Watch this video to see the results of my night-time car detection testing using this IP-A4BZ AI security camera and Viewtron IP camera NVR. The vehicle and person object detection that you will see in this video is a function of the AI software built into both the IP camera and Viewtron network video recorder.
In my last video, I tested the object detection capability of this video surveillance system during the day and the results were very clear to me. Using these AI security cameras with object detection was far more reliable for triggering alarm events compared to traditional security cameras with video motion detection on a DVR. In this video, I wanted to see if car detection was just as reliable at night when the camera is running IR night vision mode.
Please note that the parking lot in front of our warehouse has lighting. It is not a zero light infrared test by any means. However, it is dark enough that the camera did switch on its infrared LEDs and turned black and white.
AI Object Detection vs Motion Detection
Why does object detection work better than motion detection?
Video motion detection uses software to analyze the changes in pixels between video frames. It does not differentiate between the changes caused by a car or person vs a tree blowing in the wind. This leads to many false positives when using motion detection. This can be particularly annoying if you want to receive a mobile push notification or email alert when an alarm is triggered.
Object detection on the other hard, uses artificial intelligence software and neural network learning to improve over time at recognizing specific objects such as people, vehicles, and faces.
This is a screenshot of the live video display on the Viewtron NVR. The object detection visualization is enabled so that viewer can see the object detection alarm zones and the real time object detection events that occur.
Here is as screenshot of the Intelligent Analytics screen on the Viewtron NVR that is used for object detection event search and video playback. This shows the results of an event search for all of the vehicle detection events that occurred on a specific day, captured by specific cameras. To see the video recorded at the time of any of those events, I can click on any of these snapshot images and the video starts to play in the lower left.
You can see the backup button in the lower right. That can be used to export the video recording to a USB drive. You can also click on the playback button to see the video playback in full screen.
I also did some people detection testing when I made this video demo. You can setup these AI camera systems to detect multiple types of objects. For example, I had the camera at our front door system setup to detect cars and people that approached our entrance. This is a typical configuration for after hours video security.
Here is another alarm event search that I performed on the recorder. This time, I search for people detection events.
Wireless Security Camera Bridge
Something else that I want to point out. The video that I recorded in the back of our warehouse was transmitting over this wireless security camera antenna system. We recently installed this light pole in the back of our warehouse. There is no coax cable or network cable run to this location, however, we did have access to power because of our sprinkler pump being there. Sp, power is run to the pole, but no connectivity for video.
To transmit the video from these cameras back to our warehouse where the NVR is located, we are using a WIFI bridge. The 2 IP-A4BZ cameras that you see at the top of the pole and the LPR-IP7 license plate recognition camera mounted down low are connected over WIFI back to our main building.
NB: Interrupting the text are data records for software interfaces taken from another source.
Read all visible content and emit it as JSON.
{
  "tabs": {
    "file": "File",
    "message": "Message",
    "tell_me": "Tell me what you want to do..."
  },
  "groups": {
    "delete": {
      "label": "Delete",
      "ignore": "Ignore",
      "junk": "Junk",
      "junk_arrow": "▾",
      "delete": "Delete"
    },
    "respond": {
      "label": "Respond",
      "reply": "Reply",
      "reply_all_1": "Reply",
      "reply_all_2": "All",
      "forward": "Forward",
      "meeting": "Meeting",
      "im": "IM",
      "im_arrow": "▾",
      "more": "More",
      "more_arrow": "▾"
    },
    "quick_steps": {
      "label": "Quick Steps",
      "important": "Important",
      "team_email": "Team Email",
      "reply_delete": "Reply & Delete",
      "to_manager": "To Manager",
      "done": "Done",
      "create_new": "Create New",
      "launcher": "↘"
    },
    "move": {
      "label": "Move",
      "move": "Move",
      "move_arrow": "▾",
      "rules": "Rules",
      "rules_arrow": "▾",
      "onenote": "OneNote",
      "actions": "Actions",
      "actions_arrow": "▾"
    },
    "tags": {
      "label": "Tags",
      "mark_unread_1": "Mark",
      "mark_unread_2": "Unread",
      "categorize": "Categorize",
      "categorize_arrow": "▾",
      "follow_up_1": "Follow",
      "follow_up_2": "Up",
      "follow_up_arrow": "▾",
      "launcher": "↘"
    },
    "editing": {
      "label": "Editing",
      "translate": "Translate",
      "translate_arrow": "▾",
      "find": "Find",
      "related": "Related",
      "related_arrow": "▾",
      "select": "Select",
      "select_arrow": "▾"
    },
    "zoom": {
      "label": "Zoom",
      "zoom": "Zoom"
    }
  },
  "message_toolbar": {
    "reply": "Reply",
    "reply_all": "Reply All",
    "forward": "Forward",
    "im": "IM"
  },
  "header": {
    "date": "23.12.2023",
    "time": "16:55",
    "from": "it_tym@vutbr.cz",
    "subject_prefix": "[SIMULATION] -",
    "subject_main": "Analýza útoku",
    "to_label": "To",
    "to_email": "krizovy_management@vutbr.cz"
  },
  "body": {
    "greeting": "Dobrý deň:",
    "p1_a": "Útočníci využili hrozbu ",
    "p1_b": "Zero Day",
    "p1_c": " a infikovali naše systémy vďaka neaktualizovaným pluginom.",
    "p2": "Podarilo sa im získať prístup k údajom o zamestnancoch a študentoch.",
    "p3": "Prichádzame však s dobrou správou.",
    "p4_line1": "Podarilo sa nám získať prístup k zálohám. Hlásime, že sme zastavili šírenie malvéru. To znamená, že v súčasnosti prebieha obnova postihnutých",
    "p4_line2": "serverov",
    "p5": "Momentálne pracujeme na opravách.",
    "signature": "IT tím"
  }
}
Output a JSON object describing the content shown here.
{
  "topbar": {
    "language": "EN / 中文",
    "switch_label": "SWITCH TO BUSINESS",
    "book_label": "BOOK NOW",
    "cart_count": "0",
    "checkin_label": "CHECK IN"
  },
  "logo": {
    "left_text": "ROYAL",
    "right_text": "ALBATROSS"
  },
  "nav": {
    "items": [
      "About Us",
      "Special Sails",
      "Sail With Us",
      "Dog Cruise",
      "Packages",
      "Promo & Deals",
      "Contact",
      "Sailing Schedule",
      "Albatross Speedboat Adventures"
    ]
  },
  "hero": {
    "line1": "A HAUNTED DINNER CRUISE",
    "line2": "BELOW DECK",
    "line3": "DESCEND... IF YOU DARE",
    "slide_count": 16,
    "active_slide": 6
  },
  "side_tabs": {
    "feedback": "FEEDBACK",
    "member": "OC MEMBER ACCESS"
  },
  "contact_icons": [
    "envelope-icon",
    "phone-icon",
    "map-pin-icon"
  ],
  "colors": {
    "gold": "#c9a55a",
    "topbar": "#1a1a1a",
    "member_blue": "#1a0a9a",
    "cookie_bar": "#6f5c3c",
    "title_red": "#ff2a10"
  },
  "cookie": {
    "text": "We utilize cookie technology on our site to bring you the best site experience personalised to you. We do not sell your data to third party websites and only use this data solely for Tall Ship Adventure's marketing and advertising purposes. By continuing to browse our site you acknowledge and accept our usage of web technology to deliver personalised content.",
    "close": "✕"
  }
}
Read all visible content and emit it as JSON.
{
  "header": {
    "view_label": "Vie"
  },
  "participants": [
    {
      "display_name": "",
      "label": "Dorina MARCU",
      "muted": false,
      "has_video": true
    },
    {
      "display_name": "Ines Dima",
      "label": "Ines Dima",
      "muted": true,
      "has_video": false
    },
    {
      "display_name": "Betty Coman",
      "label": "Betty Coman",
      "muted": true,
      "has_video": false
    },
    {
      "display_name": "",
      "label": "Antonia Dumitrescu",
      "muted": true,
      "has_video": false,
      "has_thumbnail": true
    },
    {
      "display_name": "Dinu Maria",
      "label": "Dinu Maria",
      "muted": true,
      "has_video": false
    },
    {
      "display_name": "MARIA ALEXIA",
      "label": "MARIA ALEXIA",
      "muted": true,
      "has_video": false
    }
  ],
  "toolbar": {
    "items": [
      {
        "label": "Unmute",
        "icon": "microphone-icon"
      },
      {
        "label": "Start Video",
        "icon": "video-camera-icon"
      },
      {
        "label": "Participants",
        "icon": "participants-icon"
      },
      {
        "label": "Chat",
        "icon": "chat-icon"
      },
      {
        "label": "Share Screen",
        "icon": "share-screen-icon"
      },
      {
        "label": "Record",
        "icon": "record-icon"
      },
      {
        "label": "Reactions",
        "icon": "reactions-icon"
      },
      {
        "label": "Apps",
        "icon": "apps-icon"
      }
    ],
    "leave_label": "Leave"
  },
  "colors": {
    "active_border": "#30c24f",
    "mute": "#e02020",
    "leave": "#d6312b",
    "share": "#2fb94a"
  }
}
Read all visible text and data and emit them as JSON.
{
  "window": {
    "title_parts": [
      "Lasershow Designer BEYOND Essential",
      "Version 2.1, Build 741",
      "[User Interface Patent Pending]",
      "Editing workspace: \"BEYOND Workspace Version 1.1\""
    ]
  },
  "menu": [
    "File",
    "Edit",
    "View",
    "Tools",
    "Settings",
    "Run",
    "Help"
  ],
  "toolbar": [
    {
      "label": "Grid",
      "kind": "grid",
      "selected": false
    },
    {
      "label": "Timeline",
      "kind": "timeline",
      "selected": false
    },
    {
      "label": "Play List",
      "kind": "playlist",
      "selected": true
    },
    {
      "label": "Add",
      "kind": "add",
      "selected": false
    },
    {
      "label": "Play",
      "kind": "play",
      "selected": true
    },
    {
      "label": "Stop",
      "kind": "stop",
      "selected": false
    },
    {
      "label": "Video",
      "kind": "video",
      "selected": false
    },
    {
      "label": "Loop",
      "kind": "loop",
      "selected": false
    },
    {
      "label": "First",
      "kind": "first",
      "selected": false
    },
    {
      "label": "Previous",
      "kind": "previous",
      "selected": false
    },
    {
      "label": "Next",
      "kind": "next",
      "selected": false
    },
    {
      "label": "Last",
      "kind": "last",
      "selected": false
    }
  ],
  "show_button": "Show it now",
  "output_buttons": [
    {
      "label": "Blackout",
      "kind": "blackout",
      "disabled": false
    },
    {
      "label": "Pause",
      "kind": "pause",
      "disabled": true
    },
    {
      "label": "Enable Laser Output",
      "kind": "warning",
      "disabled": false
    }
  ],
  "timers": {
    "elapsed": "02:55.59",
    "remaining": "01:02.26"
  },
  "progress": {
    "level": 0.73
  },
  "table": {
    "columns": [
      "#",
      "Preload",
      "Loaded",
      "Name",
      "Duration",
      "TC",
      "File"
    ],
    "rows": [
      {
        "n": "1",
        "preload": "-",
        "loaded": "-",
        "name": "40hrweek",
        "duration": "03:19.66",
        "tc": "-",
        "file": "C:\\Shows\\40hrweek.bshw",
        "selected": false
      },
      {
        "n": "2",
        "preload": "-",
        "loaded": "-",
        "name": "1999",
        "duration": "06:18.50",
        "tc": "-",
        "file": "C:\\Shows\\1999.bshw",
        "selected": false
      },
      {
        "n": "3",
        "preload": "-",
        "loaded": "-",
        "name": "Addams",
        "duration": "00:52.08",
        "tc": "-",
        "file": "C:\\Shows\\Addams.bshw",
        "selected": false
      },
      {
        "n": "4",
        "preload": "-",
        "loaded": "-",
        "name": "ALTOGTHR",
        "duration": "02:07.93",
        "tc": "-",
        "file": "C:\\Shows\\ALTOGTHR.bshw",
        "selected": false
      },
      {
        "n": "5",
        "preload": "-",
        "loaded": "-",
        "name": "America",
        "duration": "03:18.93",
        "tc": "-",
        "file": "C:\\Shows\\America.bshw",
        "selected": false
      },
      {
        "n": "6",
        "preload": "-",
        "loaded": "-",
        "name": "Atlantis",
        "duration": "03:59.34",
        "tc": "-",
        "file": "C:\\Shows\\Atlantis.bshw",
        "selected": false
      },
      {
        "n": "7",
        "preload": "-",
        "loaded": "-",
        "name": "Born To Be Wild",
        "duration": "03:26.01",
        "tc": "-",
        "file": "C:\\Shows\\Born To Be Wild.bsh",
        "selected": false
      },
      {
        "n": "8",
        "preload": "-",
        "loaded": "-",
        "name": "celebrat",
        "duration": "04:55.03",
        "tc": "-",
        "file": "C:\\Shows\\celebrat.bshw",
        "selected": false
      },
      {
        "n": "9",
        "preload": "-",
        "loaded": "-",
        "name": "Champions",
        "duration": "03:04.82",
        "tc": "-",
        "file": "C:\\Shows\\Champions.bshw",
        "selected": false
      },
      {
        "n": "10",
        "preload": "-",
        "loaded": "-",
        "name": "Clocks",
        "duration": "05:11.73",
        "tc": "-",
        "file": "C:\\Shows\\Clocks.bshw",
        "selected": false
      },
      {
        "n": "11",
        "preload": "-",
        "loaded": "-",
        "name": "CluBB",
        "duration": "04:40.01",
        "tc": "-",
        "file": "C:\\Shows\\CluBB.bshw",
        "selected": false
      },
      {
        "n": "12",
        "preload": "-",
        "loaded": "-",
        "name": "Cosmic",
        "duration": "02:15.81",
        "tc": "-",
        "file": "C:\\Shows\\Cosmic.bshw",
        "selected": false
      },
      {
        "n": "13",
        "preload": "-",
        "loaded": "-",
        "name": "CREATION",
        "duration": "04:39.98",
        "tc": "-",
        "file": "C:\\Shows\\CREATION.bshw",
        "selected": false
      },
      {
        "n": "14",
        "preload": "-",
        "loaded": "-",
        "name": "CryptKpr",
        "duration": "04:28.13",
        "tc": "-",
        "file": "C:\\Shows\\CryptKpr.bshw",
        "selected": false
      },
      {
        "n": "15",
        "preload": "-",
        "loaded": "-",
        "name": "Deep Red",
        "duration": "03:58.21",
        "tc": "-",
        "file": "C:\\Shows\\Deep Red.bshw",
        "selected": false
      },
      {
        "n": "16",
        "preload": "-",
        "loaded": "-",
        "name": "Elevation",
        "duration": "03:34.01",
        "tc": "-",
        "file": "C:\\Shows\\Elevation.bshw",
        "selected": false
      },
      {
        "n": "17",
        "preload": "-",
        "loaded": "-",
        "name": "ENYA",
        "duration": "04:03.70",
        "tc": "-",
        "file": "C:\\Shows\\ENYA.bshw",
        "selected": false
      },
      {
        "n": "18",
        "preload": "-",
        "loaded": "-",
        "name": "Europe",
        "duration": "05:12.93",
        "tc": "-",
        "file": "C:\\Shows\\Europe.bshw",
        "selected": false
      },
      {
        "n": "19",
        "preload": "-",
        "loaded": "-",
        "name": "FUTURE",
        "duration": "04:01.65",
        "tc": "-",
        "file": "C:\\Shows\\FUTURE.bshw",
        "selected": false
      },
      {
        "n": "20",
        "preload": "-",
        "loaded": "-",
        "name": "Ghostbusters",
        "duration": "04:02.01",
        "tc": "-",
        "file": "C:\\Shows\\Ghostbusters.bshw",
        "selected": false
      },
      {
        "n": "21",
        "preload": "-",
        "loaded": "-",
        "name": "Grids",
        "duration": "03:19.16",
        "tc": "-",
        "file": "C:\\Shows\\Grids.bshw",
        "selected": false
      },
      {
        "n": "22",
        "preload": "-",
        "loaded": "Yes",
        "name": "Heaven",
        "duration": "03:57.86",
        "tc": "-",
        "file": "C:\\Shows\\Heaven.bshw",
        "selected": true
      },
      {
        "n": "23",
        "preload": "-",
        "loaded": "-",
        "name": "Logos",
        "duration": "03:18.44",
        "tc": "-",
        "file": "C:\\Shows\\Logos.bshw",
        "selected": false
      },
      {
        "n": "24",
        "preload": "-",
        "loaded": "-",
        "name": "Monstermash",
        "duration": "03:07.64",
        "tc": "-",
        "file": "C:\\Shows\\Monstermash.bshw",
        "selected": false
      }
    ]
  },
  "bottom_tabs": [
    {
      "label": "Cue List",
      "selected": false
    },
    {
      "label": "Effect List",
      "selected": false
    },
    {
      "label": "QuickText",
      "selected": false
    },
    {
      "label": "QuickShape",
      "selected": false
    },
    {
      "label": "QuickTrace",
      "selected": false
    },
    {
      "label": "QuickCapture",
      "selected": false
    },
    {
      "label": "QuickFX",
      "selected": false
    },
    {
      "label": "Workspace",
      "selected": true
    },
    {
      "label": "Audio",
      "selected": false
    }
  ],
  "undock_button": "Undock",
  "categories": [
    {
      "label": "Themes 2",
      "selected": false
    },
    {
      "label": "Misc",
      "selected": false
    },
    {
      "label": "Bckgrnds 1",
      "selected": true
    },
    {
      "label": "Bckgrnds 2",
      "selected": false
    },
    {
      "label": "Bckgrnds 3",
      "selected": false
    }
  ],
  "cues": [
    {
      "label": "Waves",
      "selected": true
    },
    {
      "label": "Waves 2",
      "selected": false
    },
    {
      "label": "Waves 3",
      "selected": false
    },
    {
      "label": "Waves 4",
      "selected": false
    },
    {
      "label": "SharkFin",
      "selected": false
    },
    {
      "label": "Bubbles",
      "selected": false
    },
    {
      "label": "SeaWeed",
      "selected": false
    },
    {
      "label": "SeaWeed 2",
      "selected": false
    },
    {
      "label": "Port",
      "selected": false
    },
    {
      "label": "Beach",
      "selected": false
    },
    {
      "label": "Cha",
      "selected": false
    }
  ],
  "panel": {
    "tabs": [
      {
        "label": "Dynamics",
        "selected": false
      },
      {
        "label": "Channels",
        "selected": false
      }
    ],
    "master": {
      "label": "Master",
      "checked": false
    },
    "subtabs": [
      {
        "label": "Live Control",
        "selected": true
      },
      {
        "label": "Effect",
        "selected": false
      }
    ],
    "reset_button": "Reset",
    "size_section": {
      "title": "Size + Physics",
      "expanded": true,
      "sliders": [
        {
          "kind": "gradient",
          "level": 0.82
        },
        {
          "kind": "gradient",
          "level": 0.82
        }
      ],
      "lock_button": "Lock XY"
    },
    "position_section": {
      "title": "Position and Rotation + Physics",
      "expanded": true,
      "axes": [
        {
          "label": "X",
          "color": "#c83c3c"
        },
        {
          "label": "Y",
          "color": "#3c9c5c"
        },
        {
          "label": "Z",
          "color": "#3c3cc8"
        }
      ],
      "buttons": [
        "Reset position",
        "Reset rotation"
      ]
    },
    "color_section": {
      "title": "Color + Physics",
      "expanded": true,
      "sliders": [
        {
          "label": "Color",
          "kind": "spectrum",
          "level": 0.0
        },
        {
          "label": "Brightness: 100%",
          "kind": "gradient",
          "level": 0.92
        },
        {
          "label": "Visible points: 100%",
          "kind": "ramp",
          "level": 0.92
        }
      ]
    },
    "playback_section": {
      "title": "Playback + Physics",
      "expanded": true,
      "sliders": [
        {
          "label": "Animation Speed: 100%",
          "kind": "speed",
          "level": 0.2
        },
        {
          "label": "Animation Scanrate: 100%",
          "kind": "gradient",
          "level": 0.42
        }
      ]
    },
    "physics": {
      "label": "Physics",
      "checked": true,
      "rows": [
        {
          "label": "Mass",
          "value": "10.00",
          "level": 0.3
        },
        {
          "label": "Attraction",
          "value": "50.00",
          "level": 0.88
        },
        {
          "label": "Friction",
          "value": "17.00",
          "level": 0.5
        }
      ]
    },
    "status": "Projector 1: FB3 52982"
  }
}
I recently created a video demo of this LPR camera here.
Here is a close-up of the wireless transmitter antenna. Inside that NEMA box is this PoE switch. All three cameras are wired to the PoE switch using CAT5 Ethernet cable. The uplink port of the switch is connected to the wireless antenna.
This is the receiving WIFI antenna that is mounted to our building.
This type of setup with an LPR camera and one or more over view cameras mounted to a pole is pretty common. We have designed many of these systems gated HOA community entrances and other commercial locations where hard wiring cameras back to the recorder is not possible.
A hard wired connection is always first choice. Wireless is typically a last resort option. But as you can see, with the right equipment, it does work quite well.